Write out every record in full, keeping each character exactly as it is.

**DATASET RECORDS**
*****
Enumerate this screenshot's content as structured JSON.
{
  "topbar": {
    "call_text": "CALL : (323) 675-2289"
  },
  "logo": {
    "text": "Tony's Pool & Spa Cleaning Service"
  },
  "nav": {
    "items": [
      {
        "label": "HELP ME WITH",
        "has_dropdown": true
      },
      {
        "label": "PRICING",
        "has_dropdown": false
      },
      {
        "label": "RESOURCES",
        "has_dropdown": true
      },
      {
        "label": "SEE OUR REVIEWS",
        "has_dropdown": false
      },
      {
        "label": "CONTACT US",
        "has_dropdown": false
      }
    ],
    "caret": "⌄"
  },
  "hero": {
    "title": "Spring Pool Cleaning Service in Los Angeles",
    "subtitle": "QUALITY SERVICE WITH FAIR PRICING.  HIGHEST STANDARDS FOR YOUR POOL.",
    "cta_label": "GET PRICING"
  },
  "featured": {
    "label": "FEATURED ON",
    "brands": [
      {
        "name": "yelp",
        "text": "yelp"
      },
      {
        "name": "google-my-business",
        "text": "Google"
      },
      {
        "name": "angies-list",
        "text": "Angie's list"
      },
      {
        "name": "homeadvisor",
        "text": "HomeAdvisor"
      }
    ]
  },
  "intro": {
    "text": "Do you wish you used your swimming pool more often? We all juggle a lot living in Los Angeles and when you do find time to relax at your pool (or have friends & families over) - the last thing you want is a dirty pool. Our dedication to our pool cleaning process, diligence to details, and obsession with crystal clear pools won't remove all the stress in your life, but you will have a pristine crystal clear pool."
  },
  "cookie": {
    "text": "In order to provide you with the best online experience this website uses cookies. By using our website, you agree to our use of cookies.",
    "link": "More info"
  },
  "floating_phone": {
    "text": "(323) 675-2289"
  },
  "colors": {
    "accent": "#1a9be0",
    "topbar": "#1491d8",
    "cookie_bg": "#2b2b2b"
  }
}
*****
**OUTPUT OF THE TASK**
Enumerate this screenshot's content as structured JSON.
{
  "topbar": {
    "call_text": "CALL : (323) 675-2289"
  },
  "logo": {
    "text": "Tony's Pool & Spa Cleaning Service"
  },
  "nav": {
    "items": [
      {
        "label": "HELP ME WITH",
        "has_dropdown": true
      },
      {
        "label": "PRICING",
        "has_dropdown": false
      },
      {
        "label": "RESOURCES",
        "has_dropdown": true
      },
      {
        "label": "SEE OUR REVIEWS",
        "has_dropdown": false
      },
      {
        "label": "CONTACT US",
        "has_dropdown": false
      }
    ],
    "caret": "⌄"
  },
  "hero": {
    "title": "Spring Pool Cleaning Service in Los Angeles",
    "subtitle": "QUALITY SERVICE WITH FAIR PRICING.  HIGHEST STANDARDS FOR YOUR POOL.",
    "cta_label": "GET PRICING"
  },
  "featured": {
    "label": "FEATURED ON",
    "brands": [
      {
        "name": "yelp",
        "text": "yelp"
      },
      {
        "name": "google-my-business",
        "text": "Google"
      },
      {
        "name": "angies-list",
        "text": "Angie's list"
      },
      {
        "name": "homeadvisor",
        "text": "HomeAdvisor"
      }
    ]
  },
  "intro": {
    "text": "Do you wish you used your swimming pool more often? We all juggle a lot living in Los Angeles and when you do find time to relax at your pool (or have friends & families over) - the last thing you want is a dirty pool. Our dedication to our pool cleaning process, diligence to details, and obsession with crystal clear pools won't remove all the stress in your life, but you will have a pristine crystal clear pool."
  },
  "cookie": {
    "text": "In order to provide you with the best online experience this website uses cookies. By using our website, you agree to our use of cookies.",
    "link": "More info"
  },
  "floating_phone": {
    "text": "(323) 675-2289"
  },
  "colors": {
    "accent": "#1a9be0",
    "topbar": "#1491d8",
    "cookie_bg": "#2b2b2b"
  }
}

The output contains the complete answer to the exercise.